When a video is transferred to a new medium or format and a compression codec and algorithm are used to decrease the file size, quality is lost. In fact what may have originally been an HD video file could be compressed to a loss of quality where it is only as good as or worse than standard definition video to the human eye. Most video compression is ‘lossy’ which means the algorithm thinks that much of the data in the original format is not necessary to maintain an image that looks good.
How can you tell if the HD video you’re downloading is really HD?
Well for one the file size will be quite large. Secondly, you need to look at two other things, the Codec used and the bitrate. The Bitrate is basically the amount of data that is processed per second. How can you tell if the HD video you’re downloading is really HD? HDTV itself is 15Mbit/s while HD DVD is 36 and Blu-Ray is 54Mbits/s.
That video you get online probably isn’t pushing even the 15Mbit/s as that would translate into enormous file sizes. Apple’s iTunes HD video content for download is only pushing about 4Mbit/s, half of standard DVD. Xbox Live Video downloads are pushing about 7Mbits/s, half the standard HD bitrate. All of this translates into smaller file sizes and faster downloads. But it also results in data loss and a lower quality picture. So is it still HD video at that point? Technically, yes.
What’s the problem?
The problem is that many codecs allow video to be compressed at a wide variety of rates. H.264 which is in widespread use on the web can drop the bitrate to 1.5Mbits/s or approximately 10% of standard HDTV quality. Divx, MPEG2 and every other codec that utilizes this ‘lossy’ compression technique also allow for a variety of bitrates in order to tweak the file size to exactly what the user wants when compressing. I have an “HDTV XVID” file on my computer. Looking at the properties of it the resolution is 624×352, the length is 42:31 and it shows at 23 frames-per-second. The bitrate? 1.123Mbit/s and the file size is 358MB.
Is this then still HD video? The answer to that is simply NO. The resolution has dropped below the specified resolutions of HDTV and while the video plays well and looks good on the computer, it is not the quality of HD video. In fact, it’s far from it.
What can be done?
Honestly? Nothing. Many people do not want to wait and cannot afford storage space for full HD downloads. People are impatient and many are obviously happy to lose some quality and recoup it in time and storage space. While the Internet infrastructure and backbone are increasing in speed and bandwidth pipes, the lines to many homes are still speed-limited creating a bottleneck. Until everyone has fiber optic lines directly into their homes the download speed will not be able to maintain a full-HD video download.
In fact even some satellite and cable providers (Comcast, DirectTV) were found to have been crunching their signals to fit more into the same pipeline effectively resulting in less-than-full-HD quality video signals while maintaining the technical definition of HD.
The problem is that the HD definition only takes into consideration the frame rate, resolution and interlacing.

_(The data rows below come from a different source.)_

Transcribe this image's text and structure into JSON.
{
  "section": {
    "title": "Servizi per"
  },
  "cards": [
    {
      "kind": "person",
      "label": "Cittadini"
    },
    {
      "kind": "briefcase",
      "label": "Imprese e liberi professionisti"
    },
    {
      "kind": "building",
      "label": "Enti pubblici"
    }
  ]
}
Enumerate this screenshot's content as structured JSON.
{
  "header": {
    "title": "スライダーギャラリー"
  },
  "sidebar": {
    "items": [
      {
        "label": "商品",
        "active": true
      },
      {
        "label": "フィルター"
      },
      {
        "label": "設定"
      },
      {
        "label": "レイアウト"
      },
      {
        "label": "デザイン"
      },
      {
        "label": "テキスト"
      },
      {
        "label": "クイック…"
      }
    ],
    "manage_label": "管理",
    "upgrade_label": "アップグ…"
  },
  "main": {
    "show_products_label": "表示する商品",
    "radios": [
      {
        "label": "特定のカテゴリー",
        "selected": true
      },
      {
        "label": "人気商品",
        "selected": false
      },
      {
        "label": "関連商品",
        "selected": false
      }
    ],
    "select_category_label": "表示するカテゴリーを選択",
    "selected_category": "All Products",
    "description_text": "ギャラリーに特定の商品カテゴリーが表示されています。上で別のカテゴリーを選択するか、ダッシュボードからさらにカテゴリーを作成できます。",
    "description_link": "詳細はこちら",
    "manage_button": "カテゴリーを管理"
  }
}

It does not take into consideration bitrate. So technically any 720P, 1080i or 1080p video is HD, even though it might look like shit.